Walking Horse family, let’s unite and give this fantastic man a spotlight, World Grand Championship calibre walk down memory lane. Let's send him cards, letters, pictures of our horses and ourselves past and present (for he will remember those who were showing when he still was and delight in "meeting" those who have come into this fabulous industry since he left it). Send him copies of videos you have, of your horses in the showring and at the barn, and if you have videos of other breeds in action, I am sure that he would love those too. I have become madly in love with polo, last year and this, flying to Miami to visit my wonderful biological cousin John Jelke IV whom I connected with late in 1999...and one of the highlights of these visits (which I intend to make every second weekend in January for the rest of my life) is going to a polo match at Royal Palm Polo Club in Boca Raton, that is in memory of my biological father, Charles Jelke...whom even though I never knew, feel that I do, having absorbed the stories my cousin has told me about him, making John's memories my own. I have tapes from these matches and will be copying them to send Mr. Erskine...with pictures and a polo program as well.

Send him the great promotional giveaways of buttons, T-shirts, and caps that so many of you have for your horses and barns (I remember how Mr. Erskine always loved wearing ball caps with horses's names on them), but most of all, lets send him an outpouring of love...for without love we are nothing. 

His address is: Mr. Erskine Falls; 1645 West Massey Road; Brighton Gardens - Suite 223; Memphis, TN 38120. It will take very little to do something that will brighten the days, everyday, for this legendary southern gentleman on our parts...and will put a smile on his face that will never be erased, because he will know he is loved, that he has not been forgotten. 

But, as Buddy and Paul Harvey say, now for the rest of the rest of the story. There are other former Walking Horse lovers and exhibitors in situations the same as or similar to Mr. Erskine. If you know of them, please write letters to the editor at WHR of their whereabouts and circumstances so that we can all rally around them too. These people, like Mr. Erskine, will be overjoyed to know they are loved and always will be by their Walking Horse family, and in bringing happiness to them, you will bring happiness to yourselves as well.  

We all need to do for our Walking Horse family members who are "missing in action" we would all be so very blessed to have someone do these simple things for us, should we end up in the same such circumstances. Like I wrote earlier in this column, it takes nothing to show love...and means the world to KNOW love. 

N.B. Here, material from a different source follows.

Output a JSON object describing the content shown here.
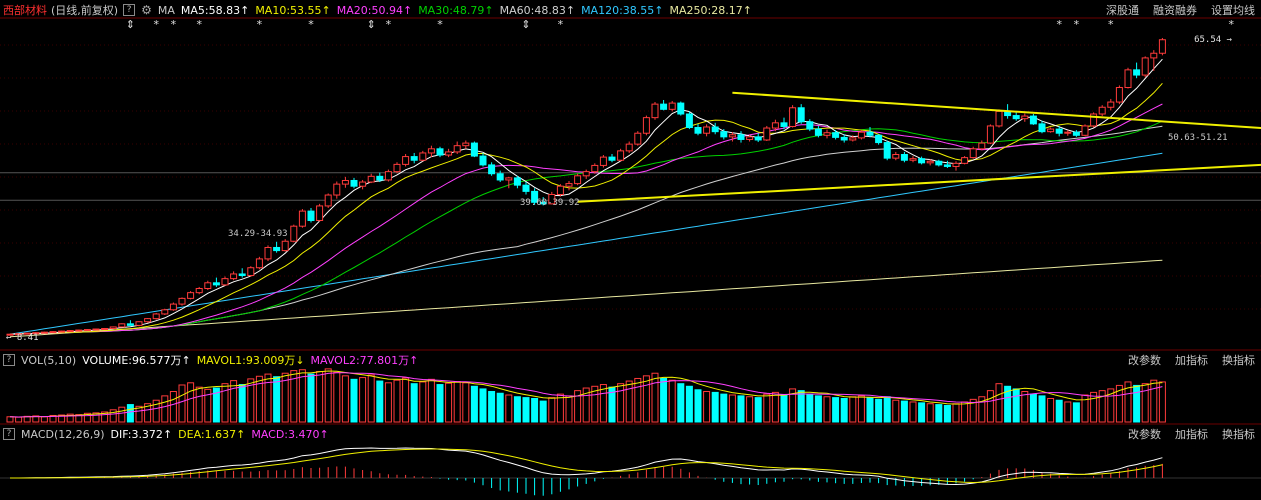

Thank you, you wonderful Walking Horse people for the love and care I know so many of you are going to show Erskine Falls...and thank you, thank you, thank you, Buddy Payne, for spearheading a movement that is going to be so great and mean so much to so very, very many.